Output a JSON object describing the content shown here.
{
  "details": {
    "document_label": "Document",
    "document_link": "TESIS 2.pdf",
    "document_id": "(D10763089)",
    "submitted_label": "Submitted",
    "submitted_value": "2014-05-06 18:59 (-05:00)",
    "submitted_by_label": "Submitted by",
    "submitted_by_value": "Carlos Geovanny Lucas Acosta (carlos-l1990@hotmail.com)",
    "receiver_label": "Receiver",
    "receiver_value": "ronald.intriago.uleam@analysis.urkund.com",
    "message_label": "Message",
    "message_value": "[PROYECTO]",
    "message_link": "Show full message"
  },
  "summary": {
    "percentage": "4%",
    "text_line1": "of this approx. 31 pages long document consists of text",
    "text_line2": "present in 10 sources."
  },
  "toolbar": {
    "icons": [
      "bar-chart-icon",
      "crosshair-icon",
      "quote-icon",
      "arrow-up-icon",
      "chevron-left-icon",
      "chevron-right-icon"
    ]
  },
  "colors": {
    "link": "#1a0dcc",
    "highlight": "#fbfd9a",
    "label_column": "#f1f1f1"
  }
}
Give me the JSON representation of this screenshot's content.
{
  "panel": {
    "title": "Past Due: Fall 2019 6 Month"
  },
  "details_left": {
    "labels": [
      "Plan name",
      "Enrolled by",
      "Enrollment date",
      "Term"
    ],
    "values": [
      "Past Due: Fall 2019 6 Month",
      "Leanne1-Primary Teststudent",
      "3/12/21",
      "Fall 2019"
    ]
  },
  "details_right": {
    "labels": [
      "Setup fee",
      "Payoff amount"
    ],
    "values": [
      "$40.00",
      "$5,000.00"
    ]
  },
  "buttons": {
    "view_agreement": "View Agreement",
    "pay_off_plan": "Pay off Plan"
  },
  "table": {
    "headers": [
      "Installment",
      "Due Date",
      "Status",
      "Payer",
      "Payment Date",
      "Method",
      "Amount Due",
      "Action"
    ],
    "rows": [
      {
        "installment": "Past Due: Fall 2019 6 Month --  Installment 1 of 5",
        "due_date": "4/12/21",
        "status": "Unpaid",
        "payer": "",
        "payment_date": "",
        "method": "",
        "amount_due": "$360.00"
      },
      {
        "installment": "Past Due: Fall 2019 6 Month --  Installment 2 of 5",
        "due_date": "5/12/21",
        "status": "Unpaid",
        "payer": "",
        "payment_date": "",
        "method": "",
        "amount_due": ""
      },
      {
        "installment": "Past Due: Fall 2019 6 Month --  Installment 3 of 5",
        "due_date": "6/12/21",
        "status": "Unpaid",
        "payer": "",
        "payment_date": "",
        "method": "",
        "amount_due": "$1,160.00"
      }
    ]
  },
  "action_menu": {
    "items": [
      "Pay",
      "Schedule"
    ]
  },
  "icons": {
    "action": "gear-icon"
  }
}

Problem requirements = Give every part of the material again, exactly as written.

Response to the exercise =
Output a JSON object describing the content shown here.
{
  "details": {
    "document_label": "Document",
    "document_link": "TESIS 2.pdf",
    "document_id": "(D10763089)",
    "submitted_label": "Submitted",
    "submitted_value": "2014-05-06 18:59 (-05:00)",
    "submitted_by_label": "Submitted by",
    "submitted_by_value": "Carlos Geovanny Lucas Acosta (carlos-l1990@hotmail.com)",
    "receiver_label": "Receiver",
    "receiver_value": "ronald.intriago.uleam@analysis.urkund.com",
    "message_label": "Message",
    "message_value": "[PROYECTO]",
    "message_link": "Show full message"
  },
  "summary": {
    "percentage": "4%",
    "text_line1": "of this approx. 31 pages long document consists of text",
    "text_line2": "present in 10 sources."
  },
  "toolbar": {
    "icons": [
      "bar-chart-icon",
      "crosshair-icon",
      "quote-icon",
      "arrow-up-icon",
      "chevron-left-icon",
      "chevron-right-icon"
    ]
  },
  "colors": {
    "link": "#1a0dcc",
    "highlight": "#fbfd9a",
    "label_column": "#f1f1f1"
  }
}
Give me the JSON representation of this screenshot's content.
{
  "panel": {
    "title": "Past Due: Fall 2019 6 Month"
  },
  "details_left": {
    "labels": [
      "Plan name",
      "Enrolled by",
      "Enrollment date",
      "Term"
    ],
    "values": [
      "Past Due: Fall 2019 6 Month",
      "Leanne1-Primary Teststudent",
      "3/12/21",
      "Fall 2019"
    ]
  },
  "details_right": {
    "labels": [
      "Setup fee",
      "Payoff amount"
    ],
    "values": [
      "$40.00",
      "$5,000.00"
    ]
  },
  "buttons": {
    "view_agreement": "View Agreement",
    "pay_off_plan": "Pay off Plan"
  },
  "table": {
    "headers": [
      "Installment",
      "Due Date",
      "Status",
      "Payer",
      "Payment Date",
      "Method",
      "Amount Due",
      "Action"
    ],
    "rows": [
      {
        "installment": "Past Due: Fall 2019 6 Month --  Installment 1 of 5",
        "due_date": "4/12/21",
        "status": "Unpaid",
        "payer": "",
        "payment_date": "",
        "method": "",
        "amount_due": "$360.00"
      },
      {
        "installment": "Past Due: Fall 2019 6 Month --  Installment 2 of 5",
        "due_date": "5/12/21",
        "status": "Unpaid",
        "payer": "",
        "payment_date": "",
        "method": "",
        "amount_due": ""
      },
      {
        "installment": "Past Due: Fall 2019 6 Month --  Installment 3 of 5",
        "due_date": "6/12/21",
        "status": "Unpaid",
        "payer": "",
        "payment_date": "",
        "method": "",
        "amount_due": "$1,160.00"
      }
    ]
  },
  "action_menu": {
    "items": [
      "Pay",
      "Schedule"
    ]
  },
  "icons": {
    "action": "gear-icon"
  }
}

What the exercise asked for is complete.